### Task:
For each line of the listing, output an exact copy.

Records Block Start

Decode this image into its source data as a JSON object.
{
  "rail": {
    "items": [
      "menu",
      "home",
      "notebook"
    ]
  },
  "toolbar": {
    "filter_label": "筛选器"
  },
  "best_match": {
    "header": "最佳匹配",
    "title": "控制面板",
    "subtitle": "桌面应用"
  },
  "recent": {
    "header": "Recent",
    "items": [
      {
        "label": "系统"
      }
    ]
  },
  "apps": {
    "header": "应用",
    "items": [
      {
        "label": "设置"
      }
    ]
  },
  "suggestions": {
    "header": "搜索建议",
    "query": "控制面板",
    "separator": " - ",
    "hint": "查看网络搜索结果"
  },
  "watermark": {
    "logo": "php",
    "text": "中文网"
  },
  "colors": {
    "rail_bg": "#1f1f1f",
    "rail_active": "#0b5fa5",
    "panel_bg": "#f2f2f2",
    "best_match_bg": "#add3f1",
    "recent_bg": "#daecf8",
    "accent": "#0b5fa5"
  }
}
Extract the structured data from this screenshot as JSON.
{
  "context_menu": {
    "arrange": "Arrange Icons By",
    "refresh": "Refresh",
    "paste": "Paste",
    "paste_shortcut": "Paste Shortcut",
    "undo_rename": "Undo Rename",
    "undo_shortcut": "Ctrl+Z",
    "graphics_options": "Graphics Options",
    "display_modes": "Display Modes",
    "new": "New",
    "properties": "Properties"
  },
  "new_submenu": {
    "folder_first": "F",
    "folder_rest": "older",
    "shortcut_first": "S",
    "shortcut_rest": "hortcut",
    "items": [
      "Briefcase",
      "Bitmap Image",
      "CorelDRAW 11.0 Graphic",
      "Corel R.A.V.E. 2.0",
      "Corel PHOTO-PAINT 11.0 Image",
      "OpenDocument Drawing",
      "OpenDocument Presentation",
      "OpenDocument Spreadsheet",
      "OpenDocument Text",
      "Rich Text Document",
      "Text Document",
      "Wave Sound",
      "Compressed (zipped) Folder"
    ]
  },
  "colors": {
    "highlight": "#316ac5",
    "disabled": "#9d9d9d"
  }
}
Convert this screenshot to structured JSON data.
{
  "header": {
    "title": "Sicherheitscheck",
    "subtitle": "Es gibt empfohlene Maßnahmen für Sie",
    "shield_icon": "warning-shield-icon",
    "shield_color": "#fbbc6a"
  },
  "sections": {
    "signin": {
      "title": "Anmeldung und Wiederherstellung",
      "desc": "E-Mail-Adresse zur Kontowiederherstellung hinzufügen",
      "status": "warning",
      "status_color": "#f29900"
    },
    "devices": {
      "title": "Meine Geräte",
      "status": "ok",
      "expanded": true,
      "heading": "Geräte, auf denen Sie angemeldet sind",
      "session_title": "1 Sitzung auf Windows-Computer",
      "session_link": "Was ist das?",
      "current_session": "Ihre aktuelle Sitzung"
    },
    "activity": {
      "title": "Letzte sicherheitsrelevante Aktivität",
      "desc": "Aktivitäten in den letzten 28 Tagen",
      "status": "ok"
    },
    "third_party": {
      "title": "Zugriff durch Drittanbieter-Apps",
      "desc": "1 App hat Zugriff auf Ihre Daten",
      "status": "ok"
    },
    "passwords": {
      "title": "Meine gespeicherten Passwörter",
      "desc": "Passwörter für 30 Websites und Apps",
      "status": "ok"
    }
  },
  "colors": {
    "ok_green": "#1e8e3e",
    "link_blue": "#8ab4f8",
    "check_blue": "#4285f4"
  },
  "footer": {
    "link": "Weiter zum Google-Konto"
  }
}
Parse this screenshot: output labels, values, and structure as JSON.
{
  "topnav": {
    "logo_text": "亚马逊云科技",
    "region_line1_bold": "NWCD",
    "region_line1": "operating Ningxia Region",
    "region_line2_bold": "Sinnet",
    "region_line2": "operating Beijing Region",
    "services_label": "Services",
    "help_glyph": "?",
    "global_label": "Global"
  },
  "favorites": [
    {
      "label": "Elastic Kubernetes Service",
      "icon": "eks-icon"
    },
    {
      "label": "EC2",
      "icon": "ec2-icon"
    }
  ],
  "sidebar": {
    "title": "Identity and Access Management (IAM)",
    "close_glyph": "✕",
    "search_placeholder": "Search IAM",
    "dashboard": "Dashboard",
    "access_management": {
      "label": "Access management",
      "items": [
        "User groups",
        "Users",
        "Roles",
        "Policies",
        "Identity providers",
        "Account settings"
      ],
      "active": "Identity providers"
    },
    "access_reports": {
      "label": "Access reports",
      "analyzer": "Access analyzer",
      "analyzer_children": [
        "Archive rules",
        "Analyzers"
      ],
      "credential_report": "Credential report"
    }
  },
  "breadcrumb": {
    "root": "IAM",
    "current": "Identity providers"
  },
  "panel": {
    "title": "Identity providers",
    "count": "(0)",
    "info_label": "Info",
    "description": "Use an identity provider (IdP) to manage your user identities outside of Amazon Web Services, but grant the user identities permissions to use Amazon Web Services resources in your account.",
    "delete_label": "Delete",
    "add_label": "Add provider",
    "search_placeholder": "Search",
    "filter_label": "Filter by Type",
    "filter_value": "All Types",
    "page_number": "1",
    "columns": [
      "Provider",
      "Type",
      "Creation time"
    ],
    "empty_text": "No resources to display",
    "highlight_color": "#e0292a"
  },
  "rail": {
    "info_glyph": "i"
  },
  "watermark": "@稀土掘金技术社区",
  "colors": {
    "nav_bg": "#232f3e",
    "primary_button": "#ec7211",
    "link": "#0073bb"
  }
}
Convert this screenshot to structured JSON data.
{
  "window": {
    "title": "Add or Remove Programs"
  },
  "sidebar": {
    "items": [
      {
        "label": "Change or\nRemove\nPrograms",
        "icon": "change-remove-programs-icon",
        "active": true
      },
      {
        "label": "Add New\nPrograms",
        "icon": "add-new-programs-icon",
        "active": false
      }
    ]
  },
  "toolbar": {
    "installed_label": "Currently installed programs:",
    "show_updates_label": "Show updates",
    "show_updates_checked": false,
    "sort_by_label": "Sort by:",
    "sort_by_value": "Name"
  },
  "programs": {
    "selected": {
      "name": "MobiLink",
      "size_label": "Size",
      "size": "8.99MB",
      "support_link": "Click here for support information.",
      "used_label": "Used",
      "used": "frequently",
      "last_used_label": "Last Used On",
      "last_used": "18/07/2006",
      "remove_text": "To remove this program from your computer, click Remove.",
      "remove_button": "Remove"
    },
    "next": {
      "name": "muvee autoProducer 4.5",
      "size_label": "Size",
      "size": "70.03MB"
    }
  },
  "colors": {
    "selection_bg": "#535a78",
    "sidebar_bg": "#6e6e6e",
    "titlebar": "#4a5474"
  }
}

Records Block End

### Task output:
Decode this image into its source data as a JSON object.
{
  "rail": {
    "items": [
      "menu",
      "home",
      "notebook"
    ]
  },
  "toolbar": {
    "filter_label": "筛选器"
  },
  "best_match": {
    "header": "最佳匹配",
    "title": "控制面板",
    "subtitle": "桌面应用"
  },
  "recent": {
    "header": "Recent",
    "items": [
      {
        "label": "系统"
      }
    ]
  },
  "apps": {
    "header": "应用",
    "items": [
      {
        "label": "设置"
      }
    ]
  },
  "suggestions": {
    "header": "搜索建议",
    "query": "控制面板",
    "separator": " - ",
    "hint": "查看网络搜索结果"
  },
  "watermark": {
    "logo": "php",
    "text": "中文网"
  },
  "colors": {
    "rail_bg": "#1f1f1f",
    "rail_active": "#0b5fa5",
    "panel_bg": "#f2f2f2",
    "best_match_bg": "#add3f1",
    "recent_bg": "#daecf8",
    "accent": "#0b5fa5"
  }
}
Extract the structured data from this screenshot as JSON.
{
  "context_menu": {
    "arrange": "Arrange Icons By",
    "refresh": "Refresh",
    "paste": "Paste",
    "paste_shortcut": "Paste Shortcut",
    "undo_rename": "Undo Rename",
    "undo_shortcut": "Ctrl+Z",
    "graphics_options": "Graphics Options",
    "display_modes": "Display Modes",
    "new": "New",
    "properties": "Properties"
  },
  "new_submenu": {
    "folder_first": "F",
    "folder_rest": "older",
    "shortcut_first": "S",
    "shortcut_rest": "hortcut",
    "items": [
      "Briefcase",
      "Bitmap Image",
      "CorelDRAW 11.0 Graphic",
      "Corel R.A.V.E. 2.0",
      "Corel PHOTO-PAINT 11.0 Image",
      "OpenDocument Drawing",
      "OpenDocument Presentation",
      "OpenDocument Spreadsheet",
      "OpenDocument Text",
      "Rich Text Document",
      "Text Document",
      "Wave Sound",
      "Compressed (zipped) Folder"
    ]
  },
  "colors": {
    "highlight": "#316ac5",
    "disabled": "#9d9d9d"
  }
}
Convert this screenshot to structured JSON data.
{
  "header": {
    "title": "Sicherheitscheck",
    "subtitle": "Es gibt empfohlene Maßnahmen für Sie",
    "shield_icon": "warning-shield-icon",
    "shield_color": "#fbbc6a"
  },
  "sections": {
    "signin": {
      "title": "Anmeldung und Wiederherstellung",
      "desc": "E-Mail-Adresse zur Kontowiederherstellung hinzufügen",
      "status": "warning",
      "status_color": "#f29900"
    },
    "devices": {
      "title": "Meine Geräte",
      "status": "ok",
      "expanded": true,
      "heading": "Geräte, auf denen Sie angemeldet sind",
      "session_title": "1 Sitzung auf Windows-Computer",
      "session_link": "Was ist das?",
      "current_session": "Ihre aktuelle Sitzung"
    },
    "activity": {
      "title": "Letzte sicherheitsrelevante Aktivität",
      "desc": "Aktivitäten in den letzten 28 Tagen",
      "status": "ok"
    },
    "third_party": {
      "title": "Zugriff durch Drittanbieter-Apps",
      "desc": "1 App hat Zugriff auf Ihre Daten",
      "status": "ok"
    },
    "passwords": {
      "title": "Meine gespeicherten Passwörter",
      "desc": "Passwörter für 30 Websites und Apps",
      "status": "ok"
    }
  },
  "colors": {
    "ok_green": "#1e8e3e",
    "link_blue": "#8ab4f8",
    "check_blue": "#4285f4"
  },
  "footer": {
    "link": "Weiter zum Google-Konto"
  }
}
Parse this screenshot: output labels, values, and structure as JSON.
{
  "topnav": {
    "logo_text": "亚马逊云科技",
    "region_line1_bold": "NWCD",
    "region_line1": "operating Ningxia Region",
    "region_line2_bold": "Sinnet",
    "region_line2": "operating Beijing Region",
    "services_label": "Services",
    "help_glyph": "?",
    "global_label": "Global"
  },
  "favorites": [
    {
      "label": "Elastic Kubernetes Service",
      "icon": "eks-icon"
    },
    {
      "label": "EC2",
      "icon": "ec2-icon"
    }
  ],
  "sidebar": {
    "title": "Identity and Access Management (IAM)",
    "close_glyph": "✕",
    "search_placeholder": "Search IAM",
    "dashboard": "Dashboard",
    "access_management": {
      "label": "Access management",
      "items": [
        "User groups",
        "Users",
        "Roles",
        "Policies",
        "Identity providers",
        "Account settings"
      ],
      "active": "Identity providers"
    },
    "access_reports": {
      "label": "Access reports",
      "analyzer": "Access analyzer",
      "analyzer_children": [
        "Archive rules",
        "Analyzers"
      ],
      "credential_report": "Credential report"
    }
  },
  "breadcrumb": {
    "root": "IAM",
    "current": "Identity providers"
  },
  "panel": {
    "title": "Identity providers",
    "count": "(0)",
    "info_label": "Info",
    "description": "Use an identity provider (IdP) to manage your user identities outside of Amazon Web Services, but grant the user identities permissions to use Amazon Web Services resources in your account.",
    "delete_label": "Delete",
    "add_label": "Add provider",
    "search_placeholder": "Search",
    "filter_label": "Filter by Type",
    "filter_value": "All Types",
    "page_number": "1",
    "columns": [
      "Provider",
      "Type",
      "Creation time"
    ],
    "empty_text": "No resources to display",
    "highlight_color": "#e0292a"
  },
  "rail": {
    "info_glyph": "i"
  },
  "watermark": "@稀土掘金技术社区",
  "colors": {
    "nav_bg": "#232f3e",
    "primary_button": "#ec7211",
    "link": "#0073bb"
  }
}
Convert this screenshot to structured JSON data.
{
  "window": {
    "title": "Add or Remove Programs"
  },
  "sidebar": {
    "items": [
      {
        "label": "Change or\nRemove\nPrograms",
        "icon": "change-remove-programs-icon",
        "active": true
      },
      {
        "label": "Add New\nPrograms",
        "icon": "add-new-programs-icon",
        "active": false
      }
    ]
  },
  "toolbar": {
    "installed_label": "Currently installed programs:",
    "show_updates_label": "Show updates",
    "show_updates_checked": false,
    "sort_by_label": "Sort by:",
    "sort_by_value": "Name"
  },
  "programs": {
    "selected": {
      "name": "MobiLink",
      "size_label": "Size",
      "size": "8.99MB",
      "support_link": "Click here for support information.",
      "used_label": "Used",
      "used": "frequently",
      "last_used_label": "Last Used On",
      "last_used": "18/07/2006",
      "remove_text": "To remove this program from your computer, click Remove.",
      "remove_button": "Remove"
    },
    "next": {
      "name": "muvee autoProducer 4.5",
      "size_label": "Size",
      "size": "70.03MB"
    }
  },
  "colors": {
    "selection_bg": "#535a78",
    "sidebar_bg": "#6e6e6e",
    "titlebar": "#4a5474"
  }
}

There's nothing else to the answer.